C Green
August 06, 2012 at 11:07 pm

I have worked in banking for 25 yrs. I took five years off to care for a parent and in five years I didn't need to visit a branch not even once. Direct deposit, online banking etc. there wasn't a need to go inside. Working in a branch most people I see at my desk are peope who refuse to use technology, who cannot manage their own finances or sadly just lonely. Some people get into their safe deposit boxes up to ten times a month. What in the world is in the box that requires that you have to see it that much?

Richard
August 06, 2012 at 10:57 pm

The real reason banks are closing is due to the public's realization of their incompetence and outright fraud. Honestly, bank failure is only a failure to it's customer's and the taxpayers. The bank executives pilfer all the money, after they've awarded themselves bonuses. Then they convince politicians on their payroll to give them more tax payers money to bail them out. Then the first thing they do is reward themselves with big million dollar bonuses as if their failure should be rewarded.

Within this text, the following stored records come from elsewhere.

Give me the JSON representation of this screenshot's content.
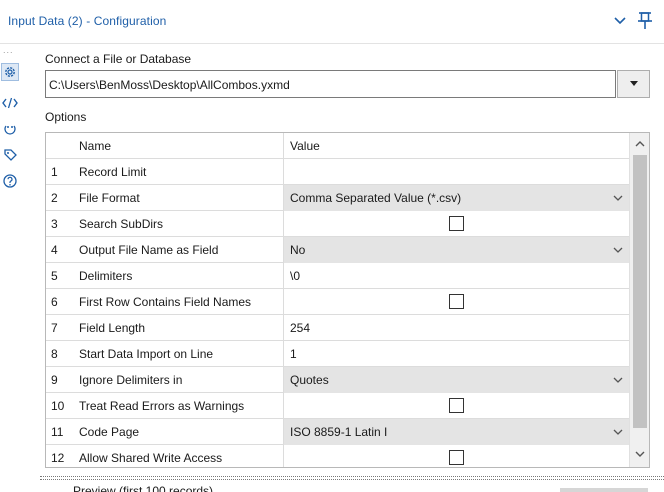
{
  "window": {
    "title": "Input Data (2) - Configuration",
    "collapse_icon": "chevron-down-icon",
    "pin_icon": "pin-icon",
    "accent_color": "#1f5fa8"
  },
  "rail": {
    "grip": "...",
    "icons": [
      "gear-icon",
      "code-icon",
      "connection-icon",
      "tag-icon",
      "help-icon"
    ]
  },
  "connect": {
    "label": "Connect a File or Database",
    "value": "C:\\Users\\BenMoss\\Desktop\\AllCombos.yxmd"
  },
  "options": {
    "label": "Options",
    "headers": {
      "num": "",
      "name": "Name",
      "value": "Value"
    },
    "rows": [
      {
        "num": "1",
        "name": "Record Limit",
        "type": "text",
        "value": ""
      },
      {
        "num": "2",
        "name": "File Format",
        "type": "dropdown",
        "value": "Comma Separated Value (*.csv)"
      },
      {
        "num": "3",
        "name": "Search SubDirs",
        "type": "checkbox",
        "checked": false
      },
      {
        "num": "4",
        "name": "Output File Name as Field",
        "type": "dropdown",
        "value": "No"
      },
      {
        "num": "5",
        "name": "Delimiters",
        "type": "text",
        "value": "\\0"
      },
      {
        "num": "6",
        "name": "First Row Contains Field Names",
        "type": "checkbox",
        "checked": false
      },
      {
        "num": "7",
        "name": "Field Length",
        "type": "text",
        "value": "254"
      },
      {
        "num": "8",
        "name": "Start Data Import on Line",
        "type": "text",
        "value": "1"
      },
      {
        "num": "9",
        "name": "Ignore Delimiters in",
        "type": "dropdown",
        "value": "Quotes"
      },
      {
        "num": "10",
        "name": "Treat Read Errors as Warnings",
        "type": "checkbox",
        "checked": false
      },
      {
        "num": "11",
        "name": "Code Page",
        "type": "dropdown",
        "value": "ISO 8859-1 Latin I"
      },
      {
        "num": "12",
        "name": "Allow Shared Write Access",
        "type": "checkbox",
        "checked": false
      }
    ]
  },
  "preview": {
    "label": "Preview (first 100 records)"
  }
}
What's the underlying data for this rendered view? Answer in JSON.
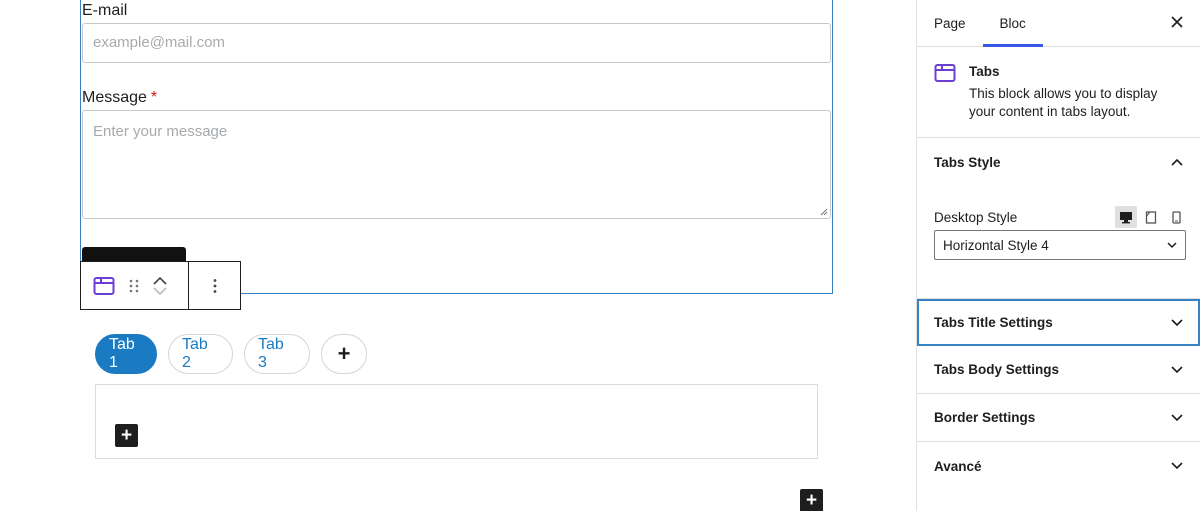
{
  "form": {
    "email_label": "E-mail",
    "email_placeholder": "example@mail.com",
    "message_label": "Message",
    "required_mark": "*",
    "message_placeholder": "Enter your message"
  },
  "block_toolbar": {
    "block_icon": "tabs-icon",
    "drag_icon": "drag-handle-icon",
    "move_up_icon": "chevron-up-icon",
    "move_down_icon": "chevron-down-icon",
    "more_icon": "more-vertical-icon"
  },
  "tabs_block": {
    "tabs": [
      {
        "label": "Tab 1",
        "active": true
      },
      {
        "label": "Tab 2",
        "active": false
      },
      {
        "label": "Tab 3",
        "active": false
      }
    ],
    "add_tab_label": "+",
    "inserter_label": "+"
  },
  "sidebar": {
    "tabs": [
      {
        "label": "Page",
        "active": false
      },
      {
        "label": "Bloc",
        "active": true
      }
    ],
    "close_icon": "close-icon",
    "block_card": {
      "title": "Tabs",
      "description": "This block allows you to display your content in tabs layout."
    },
    "tabs_style": {
      "title": "Tabs Style",
      "expanded": true,
      "desktop_style_label": "Desktop Style",
      "devices": [
        "desktop-icon",
        "tablet-icon",
        "mobile-icon"
      ],
      "active_device": "desktop-icon",
      "selected_style": "Horizontal Style 4"
    },
    "panels": [
      {
        "title": "Tabs Title Settings",
        "focused": true
      },
      {
        "title": "Tabs Body Settings",
        "focused": false
      },
      {
        "title": "Border Settings",
        "focused": false
      },
      {
        "title": "Avancé",
        "focused": false
      }
    ]
  },
  "colors": {
    "accent_blue": "#1a7bc3",
    "wp_blue": "#3858e9",
    "selection_blue": "#3582c4",
    "required_red": "#cc1818"
  }
}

The public is much smarter these days, that's why credit unions are so much in favor and membership is at an all time high. Plus they're the only ones making loans. The banks are just sitting on all the money we tax payers gave them and they're just biding their time figuring out another way to steal it.

Sonia
August 06, 2012 at 10:56 pm

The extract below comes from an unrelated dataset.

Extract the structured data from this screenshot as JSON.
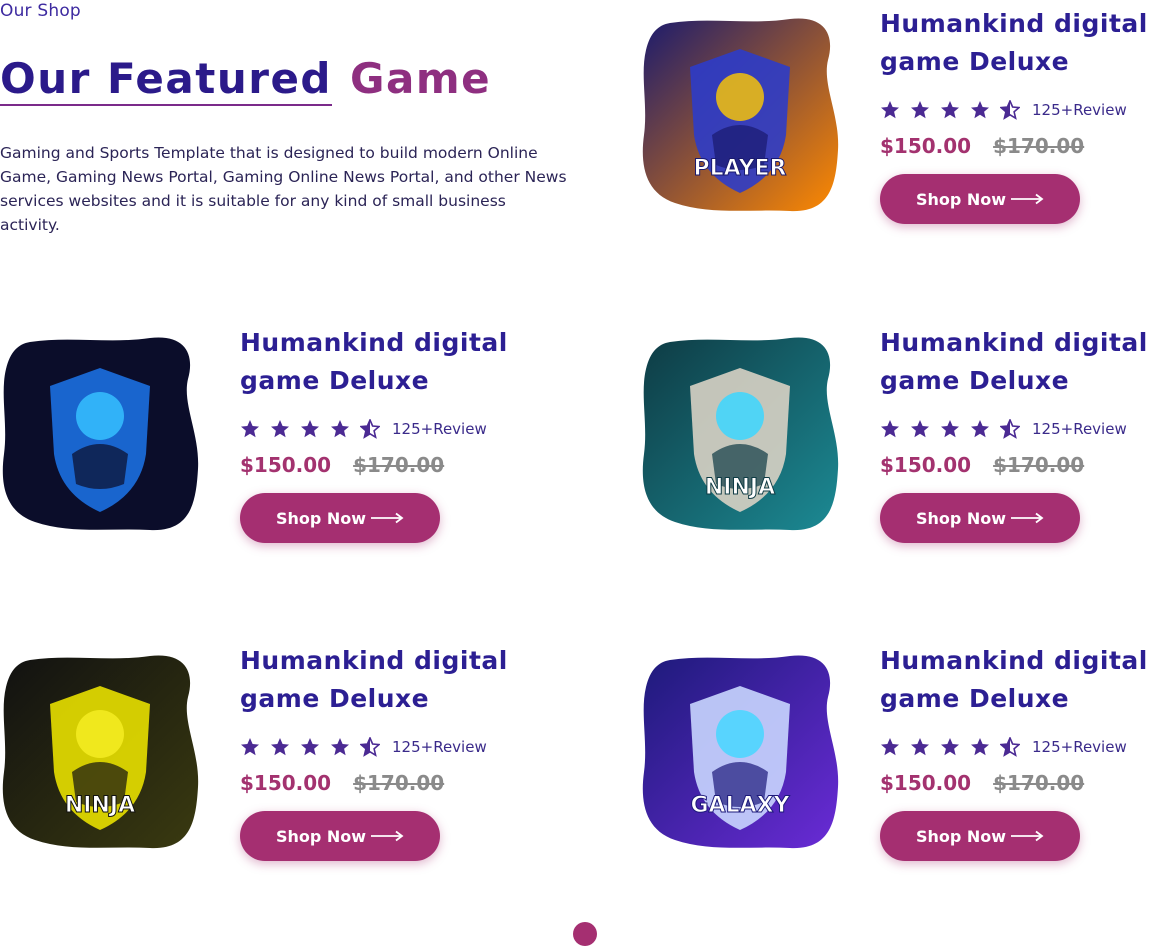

Not everybody can afford on-line banking, not to mention a computer...another way to nickle and dime their customers, now loyalty has a price...bring back the tellers.

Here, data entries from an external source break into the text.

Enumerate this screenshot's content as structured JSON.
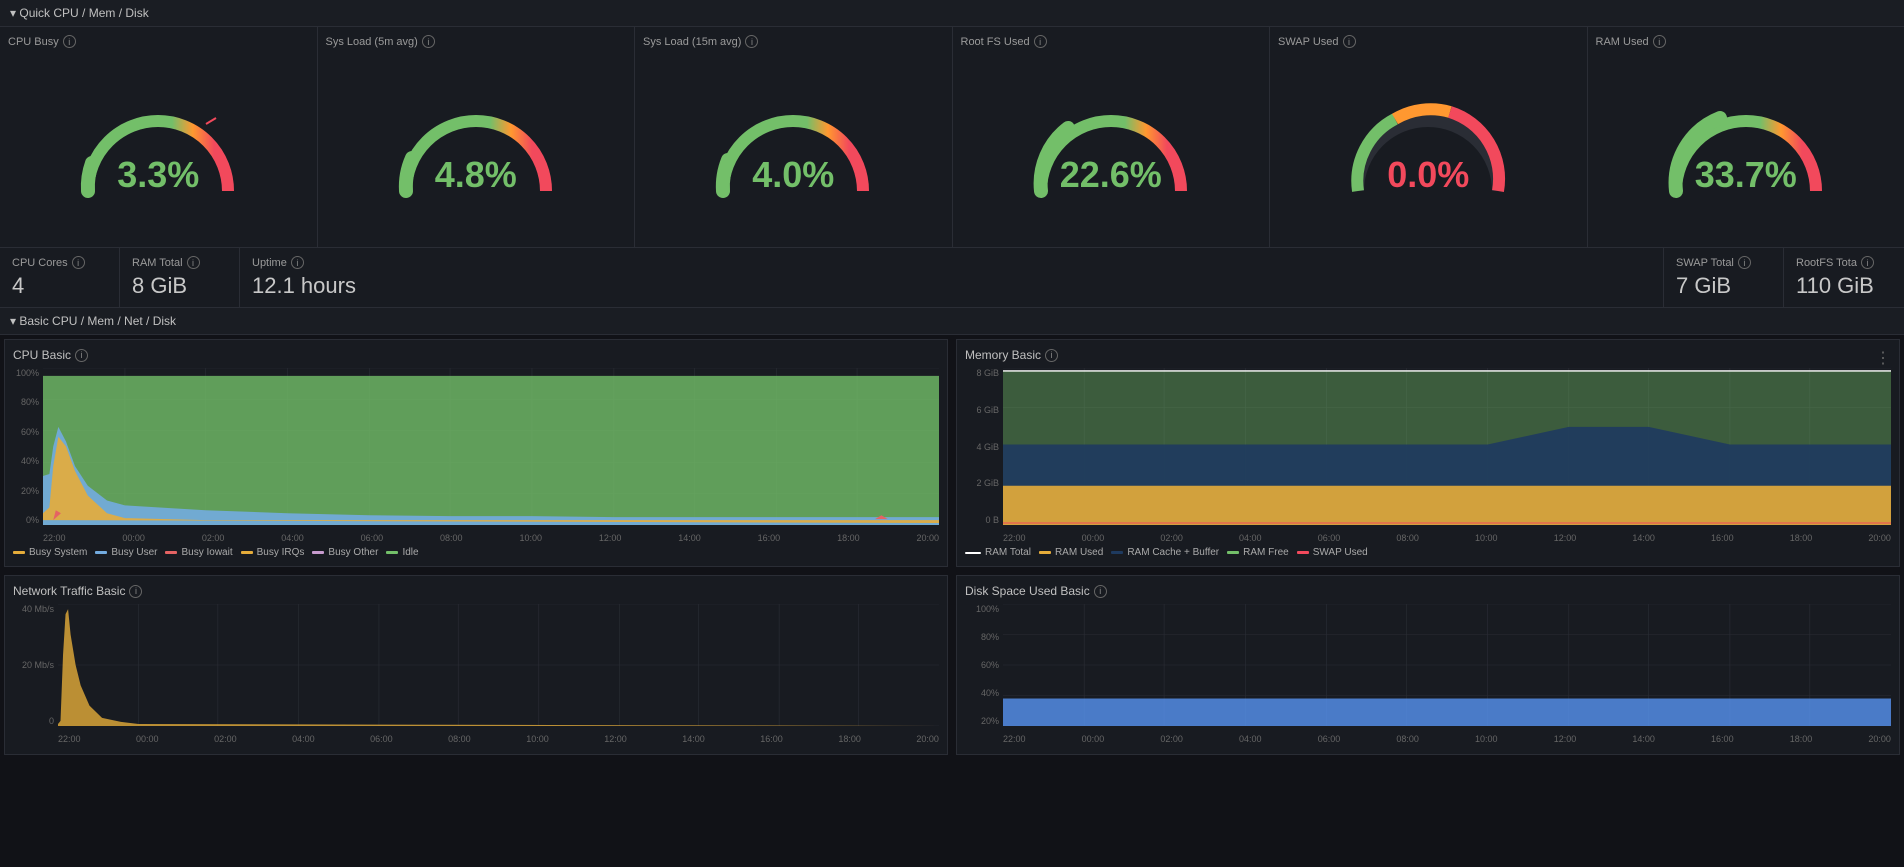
{
  "quick_section": {
    "title": "▾ Quick CPU / Mem / Disk",
    "gauges": [
      {
        "id": "cpu-busy",
        "label": "CPU Busy",
        "value": "3.3%",
        "color": "green",
        "arc_pct": 3.3
      },
      {
        "id": "sys-load-5m",
        "label": "Sys Load (5m avg)",
        "value": "4.8%",
        "color": "green",
        "arc_pct": 4.8
      },
      {
        "id": "sys-load-15m",
        "label": "Sys Load (15m avg)",
        "value": "4.0%",
        "color": "green",
        "arc_pct": 4.0
      },
      {
        "id": "root-fs",
        "label": "Root FS Used",
        "value": "22.6%",
        "color": "green",
        "arc_pct": 22.6
      },
      {
        "id": "swap-used",
        "label": "SWAP Used",
        "value": "0.0%",
        "color": "red",
        "arc_pct": 0
      },
      {
        "id": "ram-used",
        "label": "RAM Used",
        "value": "33.7%",
        "color": "green",
        "arc_pct": 33.7
      }
    ],
    "stats": [
      {
        "id": "cpu-cores",
        "label": "CPU Cores",
        "value": "4"
      },
      {
        "id": "ram-total",
        "label": "RAM Total",
        "value": "8 GiB"
      },
      {
        "id": "uptime",
        "label": "Uptime",
        "value": "12.1 hours"
      },
      {
        "id": "swap-total",
        "label": "SWAP Total",
        "value": "7 GiB"
      },
      {
        "id": "rootfs-total",
        "label": "RootFS Tota",
        "value": "110 GiB"
      }
    ]
  },
  "basic_section": {
    "title": "▾ Basic CPU / Mem / Net / Disk",
    "cpu_chart": {
      "title": "CPU Basic",
      "y_labels": [
        "100%",
        "80%",
        "60%",
        "40%",
        "20%",
        "0%"
      ],
      "x_labels": [
        "22:00",
        "00:00",
        "02:00",
        "04:00",
        "06:00",
        "08:00",
        "10:00",
        "12:00",
        "14:00",
        "16:00",
        "18:00",
        "20:00"
      ],
      "legend": [
        {
          "label": "Busy System",
          "color": "#f2c94c"
        },
        {
          "label": "Busy User",
          "color": "#73abdf"
        },
        {
          "label": "Busy Iowait",
          "color": "#e56363"
        },
        {
          "label": "Busy IRQs",
          "color": "#e5ac3a"
        },
        {
          "label": "Busy Other",
          "color": "#c79bce"
        },
        {
          "label": "Idle",
          "color": "#73bf69"
        }
      ]
    },
    "memory_chart": {
      "title": "Memory Basic",
      "y_labels": [
        "8 GiB",
        "6 GiB",
        "4 GiB",
        "2 GiB",
        "0 B"
      ],
      "x_labels": [
        "22:00",
        "00:00",
        "02:00",
        "04:00",
        "06:00",
        "08:00",
        "10:00",
        "12:00",
        "14:00",
        "16:00",
        "18:00",
        "20:00"
      ],
      "legend": [
        {
          "label": "RAM Total",
          "color": "#ffffff"
        },
        {
          "label": "RAM Used",
          "color": "#e5ac3a"
        },
        {
          "label": "RAM Cache + Buffer",
          "color": "#1e3a5f"
        },
        {
          "label": "RAM Free",
          "color": "#73bf69"
        },
        {
          "label": "SWAP Used",
          "color": "#e56363"
        }
      ]
    },
    "network_chart": {
      "title": "Network Traffic Basic",
      "y_labels": [
        "40 Mb/s",
        "20 Mb/s",
        "0"
      ],
      "x_labels": [
        "22:00",
        "00:00",
        "02:00",
        "04:00",
        "06:00",
        "08:00",
        "10:00",
        "12:00",
        "14:00",
        "16:00",
        "18:00",
        "20:00"
      ]
    },
    "disk_chart": {
      "title": "Disk Space Used Basic",
      "y_labels": [
        "100%",
        "80%",
        "60%",
        "40%",
        "20%"
      ],
      "x_labels": [
        "22:00",
        "00:00",
        "02:00",
        "04:00",
        "06:00",
        "08:00",
        "10:00",
        "12:00",
        "14:00",
        "16:00",
        "18:00",
        "20:00"
      ]
    }
  },
  "icons": {
    "info": "i",
    "dots": "⋮",
    "chevron_down": "▾"
  },
  "colors": {
    "green": "#73bf69",
    "red": "#f2495c",
    "orange": "#ff9830",
    "yellow": "#e5ac3a",
    "blue": "#1e3a5f",
    "light_blue": "#73abdf",
    "purple": "#c79bce",
    "bg_panel": "#181b21",
    "bg_body": "#111217",
    "border": "#2a2d35",
    "text_muted": "#9a9a9a"
  }
}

Jeff
August 06, 2012 at 10:49 pm

Most people still feel the need for face to face contact.
We are being encouraged constantly by some of the retail outlets to go paperless hinting that the post office may not deliver our payments on time.
I too like on line banking but still prefer to see friends who work at my bank, it's that personal touch.

Ed
August 06, 2012 at 10:24 pm

I have been homebanking for over 25 years without any problems. Very Convenient. When BofA first came out with HB I didnt have a computer, all was needed was a keyboard and a TV

Bankerchick
August 06, 2012 at 10:17 pm

I am a banker. I have a lot of customers who love coming into the branch just for the friendly interaction and customers who love online banking that still have a need to come in to the branch for an explanation or fee reversal or advice. Some things are just better in person. :)

Barbara
August 06, 2012 at 10:16 pm

I agree with Roger. I like to do my banking face to face. It just feels more secure.

Laura Paris
August 06, 2012 at 10:05 pm

I prefer to talk to the person at the bank and get my business done. I had to deal with larger banks such as Bank of America and trying to get through to them on the phone is like trying to open up the pearly gates to heaven from Hell. Online banking is not safe no matter what the banks says. Any hacker can get thru the banking system and especially if you have a cell phone. If a large bank was smart, they should have a office where you could go in and get your problems fix no matter what it is. Instead they would rather have you go and talk to a person on the phone who can't do a dam thing about your problem but act like they can. Customer service should be done in person not by some internet line.

Roger N. Allen
August 06, 2012 at 8:52 pm

I don't trust on-line banking due to security issues. I prefer to make a face to face deposit with my credit union branch. Then I don't worry about passwords and security codes being compromisied.

K
August 06, 2012 at 8:22 pm

Why would anyone want to go out of his way for basic banking services?? I like the convienance of online banking and consider it a hassle when I have to make a deposit.. How is that fun or ideal?? It's just like going to the DMV..